For every entry below, give it back exactly and leave out any image.

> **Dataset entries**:
"""
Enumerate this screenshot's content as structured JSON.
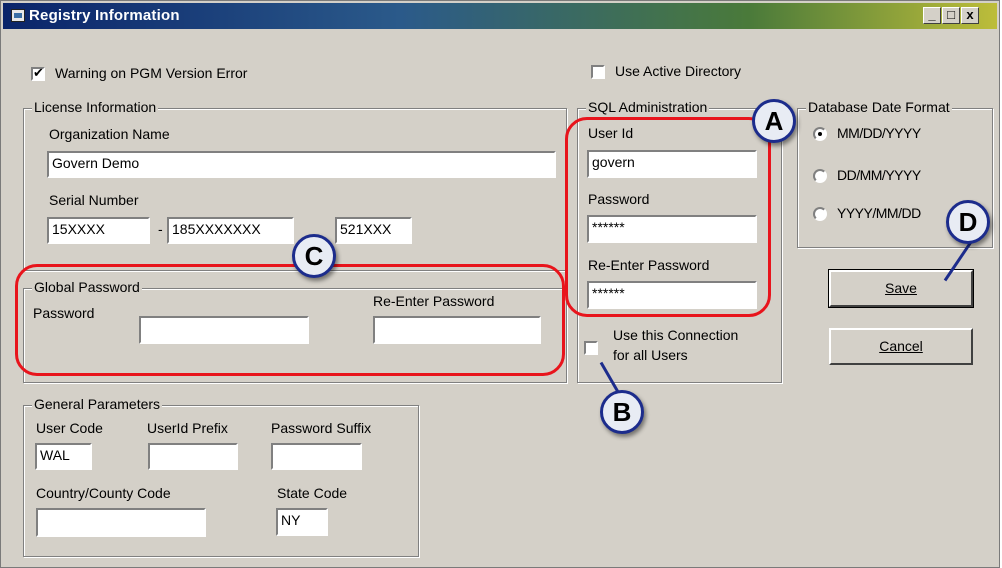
{
  "window": {
    "title": "Registry Information",
    "controls": {
      "minimize": "_",
      "maximize": "□",
      "close": "x"
    }
  },
  "options": {
    "warning_pgm": {
      "label": "Warning on PGM Version Error",
      "checked": true
    },
    "active_directory": {
      "label": "Use Active Directory",
      "checked": false
    }
  },
  "license": {
    "group_label": "License Information",
    "org_label": "Organization Name",
    "org_value": "Govern Demo",
    "serial_label": "Serial Number",
    "serial_part1": "15XXXX",
    "serial_sep": "-",
    "serial_part2": "185XXXXXXX",
    "serial_part3": "521XXX"
  },
  "global_password": {
    "group_label": "Global Password",
    "password_label": "Password",
    "password_value": "",
    "reenter_label": "Re-Enter Password",
    "reenter_value": ""
  },
  "general": {
    "group_label": "General Parameters",
    "user_code_label": "User Code",
    "user_code_value": "WAL",
    "userid_prefix_label": "UserId Prefix",
    "userid_prefix_value": "",
    "password_suffix_label": "Password Suffix",
    "password_suffix_value": "",
    "country_label": "Country/County Code",
    "country_value": "",
    "state_label": "State Code",
    "state_value": "NY"
  },
  "sql": {
    "group_label": "SQL Administration",
    "userid_label": "User Id",
    "userid_value": "govern",
    "password_label": "Password",
    "password_value": "******",
    "reenter_label": "Re-Enter Password",
    "reenter_value": "******",
    "connection_label_line1": "Use this Connection",
    "connection_label_line2": "for all Users",
    "connection_checked": false
  },
  "date_format": {
    "group_label": "Database Date Format",
    "options": [
      {
        "label": "MM/DD/YYYY",
        "selected": true
      },
      {
        "label": "DD/MM/YYYY",
        "selected": false
      },
      {
        "label": "YYYY/MM/DD",
        "selected": false
      }
    ]
  },
  "buttons": {
    "save": {
      "label": "Save"
    },
    "cancel": {
      "label": "Cancel"
    }
  },
  "callouts": {
    "a": "A",
    "b": "B",
    "c": "C",
    "d": "D"
  },
  "colors": {
    "highlight": "#e8141c",
    "badge_border": "#1c2c8c",
    "dialog_bg": "#d4d0c8"
  }
}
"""
> **Answer**:
Enumerate this screenshot's content as structured JSON.
{
  "window": {
    "title": "Registry Information",
    "controls": {
      "minimize": "_",
      "maximize": "□",
      "close": "x"
    }
  },
  "options": {
    "warning_pgm": {
      "label": "Warning on PGM Version Error",
      "checked": true
    },
    "active_directory": {
      "label": "Use Active Directory",
      "checked": false
    }
  },
  "license": {
    "group_label": "License Information",
    "org_label": "Organization Name",
    "org_value": "Govern Demo",
    "serial_label": "Serial Number",
    "serial_part1": "15XXXX",
    "serial_sep": "-",
    "serial_part2": "185XXXXXXX",
    "serial_part3": "521XXX"
  },
  "global_password": {
    "group_label": "Global Password",
    "password_label": "Password",
    "password_value": "",
    "reenter_label": "Re-Enter Password",
    "reenter_value": ""
  },
  "general": {
    "group_label": "General Parameters",
    "user_code_label": "User Code",
    "user_code_value": "WAL",
    "userid_prefix_label": "UserId Prefix",
    "userid_prefix_value": "",
    "password_suffix_label": "Password Suffix",
    "password_suffix_value": "",
    "country_label": "Country/County Code",
    "country_value": "",
    "state_label": "State Code",
    "state_value": "NY"
  },
  "sql": {
    "group_label": "SQL Administration",
    "userid_label": "User Id",
    "userid_value": "govern",
    "password_label": "Password",
    "password_value": "******",
    "reenter_label": "Re-Enter Password",
    "reenter_value": "******",
    "connection_label_line1": "Use this Connection",
    "connection_label_line2": "for all Users",
    "connection_checked": false
  },
  "date_format": {
    "group_label": "Database Date Format",
    "options": [
      {
        "label": "MM/DD/YYYY",
        "selected": true
      },
      {
        "label": "DD/MM/YYYY",
        "selected": false
      },
      {
        "label": "YYYY/MM/DD",
        "selected": false
      }
    ]
  },
  "buttons": {
    "save": {
      "label": "Save"
    },
    "cancel": {
      "label": "Cancel"
    }
  },
  "callouts": {
    "a": "A",
    "b": "B",
    "c": "C",
    "d": "D"
  },
  "colors": {
    "highlight": "#e8141c",
    "badge_border": "#1c2c8c",
    "dialog_bg": "#d4d0c8"
  }
}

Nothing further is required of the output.